While Eagle’s been changing over the years, Hasbrouck said he sees most of the change close to his home in the heart of town. Over the years, a handful of treasured neighbors and friends – most of whom were in town for decades before Hasbrouck arrived – have moved out of the valley or out of this life. “It’s hard to see that,” he said.
Even with all the changes, the town has had several successes over the years, he said Eagle Ranch, for instance, contributed a golf course to the community. The library and recreation facilities make the town a distinctive small community.
“I remember when (Deane) was taking police chief candidates on tours of the town,” said Hasbrouck. “She told me they’d tell her how amazed they were at what we have here. That’s good to hear.”
If Roxie Deane sought a title, it might be “Madam Teamwork.”
While Ehrenberg, Gregg and Hasbrouck talked about issues, the first thing Deane wanted to talk about is the collaborative efforts that, she said, have added so much to the town over the years.
The ice rink, new pool and, a few years ago, an expanded gym with community hours at Eagle Valley Middle School were all the result of working with the Western Eagle County Metropolitan Recreation District and the Eagle County School District. The developers of Eagle Ranch participated in the deals for both the pool and ice rink and the golf course, which will be owned by the town in the next few years.
The town’s library required cooperation of the county’s library district, the county, the Eagle Valley Clinic and the town. And the town was part of a big team that closed the deal on Sylvan Lake State Park. That effort involved the cooperation of the state, the county, a nonprofit group, the town and, property seller Fred Kummer.
Perhaps closest to Deane’s heart, though, is the prospect of a new medical center, a joint project of Valley View Hospital in Glenwood Springs and Vail Valley Medical Center. “Valley View and Vail Valley have been competing for years,” said Deane, who manages the Eagle Valley Medical Center, which is associated with Valley View. “It’s exciting to see this project coming together.”
All those projects were big, said Deane, but, “None of those things could have been done with just one person or one entity.”
“Those things have been the most fun for me. It’s by far the most complicated thing we do, but it’s the most satisfying because you get to really see the results of what you’ve done,” she said.
Deane is actually finishing her third term on the town board.
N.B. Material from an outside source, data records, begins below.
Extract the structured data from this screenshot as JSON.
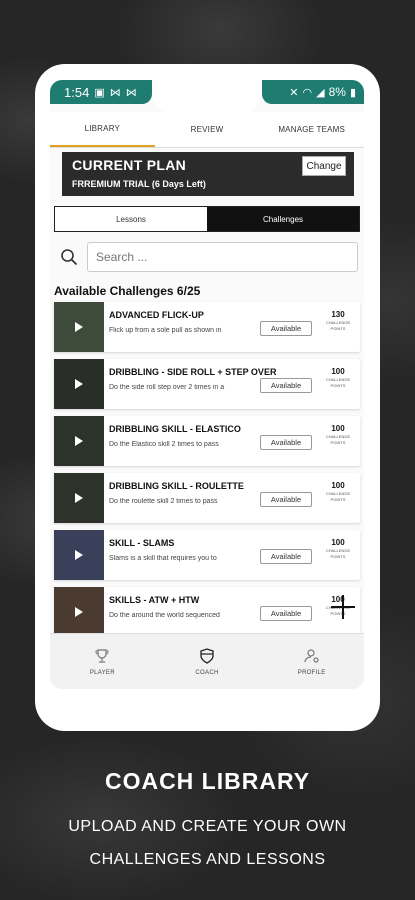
{
  "status_bar": {
    "time": "1:54",
    "battery": "8%"
  },
  "tabs": [
    {
      "label": "LIBRARY",
      "active": true
    },
    {
      "label": "REVIEW",
      "active": false
    },
    {
      "label": "MANAGE TEAMS",
      "active": false
    }
  ],
  "plan": {
    "title": "CURRENT PLAN",
    "subtitle": "FRREMIUM TRIAL (6 Days Left)",
    "change_label": "Change"
  },
  "toggle": {
    "lessons": "Lessons",
    "challenges": "Challenges",
    "selected": "challenges"
  },
  "search": {
    "placeholder": "Search ..."
  },
  "list_header": "Available Challenges 6/25",
  "challenges": [
    {
      "title": "ADVANCED FLICK-UP",
      "desc": "Flick up from a sole pull as shown in",
      "status": "Available",
      "points": "130",
      "points_label_1": "CHALLENGE",
      "points_label_2": "POINTS",
      "thumb_color": "#3e4a3a"
    },
    {
      "title": "DRIBBLING - SIDE ROLL + STEP OVER",
      "desc": "Do the side roll step over 2 times in a",
      "status": "Available",
      "points": "100",
      "points_label_1": "CHALLENGE",
      "points_label_2": "POINTS",
      "thumb_color": "#2a2e28"
    },
    {
      "title": "DRIBBLING SKILL - ELASTICO",
      "desc": "Do the Elastico skill 2 times to pass",
      "status": "Available",
      "points": "100",
      "points_label_1": "CHALLENGE",
      "points_label_2": "POINTS",
      "thumb_color": "#2c332b"
    },
    {
      "title": "DRIBBLING SKILL - ROULETTE",
      "desc": "Do the roulette skill 2 times to pass",
      "status": "Available",
      "points": "100",
      "points_label_1": "CHALLENGE",
      "points_label_2": "POINTS",
      "thumb_color": "#2d322a"
    },
    {
      "title": "SKILL - SLAMS",
      "desc": "Slams is a skill that requires you to",
      "status": "Available",
      "points": "100",
      "points_label_1": "CHALLENGE",
      "points_label_2": "POINTS",
      "thumb_color": "#3a3f5a"
    },
    {
      "title": "SKILLS - ATW + HTW",
      "desc": "Do the around the world sequenced",
      "status": "Available",
      "points": "100",
      "points_label_1": "CHALLENGE",
      "points_label_2": "POINTS",
      "thumb_color": "#4a3a30"
    }
  ],
  "bottom_nav": [
    {
      "label": "PLAYER",
      "icon": "trophy-icon"
    },
    {
      "label": "COACH",
      "icon": "shield-icon"
    },
    {
      "label": "PROFILE",
      "icon": "profile-gear-icon"
    }
  ],
  "caption": {
    "title": "COACH LIBRARY",
    "line1": "UPLOAD AND CREATE YOUR OWN",
    "line2": "CHALLENGES AND LESSONS"
  },
  "colors": {
    "status_bar": "#1e7d70",
    "active_tab_underline": "#e0a020",
    "plan_bg": "#2b2b2b"
  }
}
She served from 1992 to 1996 as a trustee, then ran for mayor in 1996 when former Mayor Bill Cunningham announced his retirement. “I thought, ‘I can do this,'” she said.
And, by the accounts of her colleagues, she’s done well. “I can’t even start to talk about Roxie,” said Stavney, who will run for mayor this spring. “She’s just been great.”
Boyd said she agreed. “The thing about Roxie is she has the rare ability to treat people respectfully. Even if she doesn’t vote the way they want, she can disagree, but maintain her civility,” Boyd said.
Like her colleagues, Deane said this board has been enjoyable to work on because it’s a good group of people. While last fall’s controversy over Tract O at Eagle Ranch was contentious, “Two weeks later we were all fine and ready to start on the next thing,” she said.
While Deane is ready to hand over her gavel, she said she does want to see one more project finished before she leaves. Town administrators are now working on a community survey that will ask residents for their opinions on a host of issues.
“It’s real important to see what the community wants,” Deane said. Community attitudes will be especially important as the next town board moves forward with the Red Mountain Ranch project, she said.
“If people say they don’t want big boxes, but they go shopping in Glenwood or Avon twice a week, we need to consider that,” Deane said.
With that big project looming, Deane said she hopes the next board can use the lessons learned over the past few years, especially about working together.
“It’s taken years, but Eagle, Gypsum and WECMRD finally realize we don’t need to build duplicate facilities,” she said. “It’s just too expensive to go it alone.”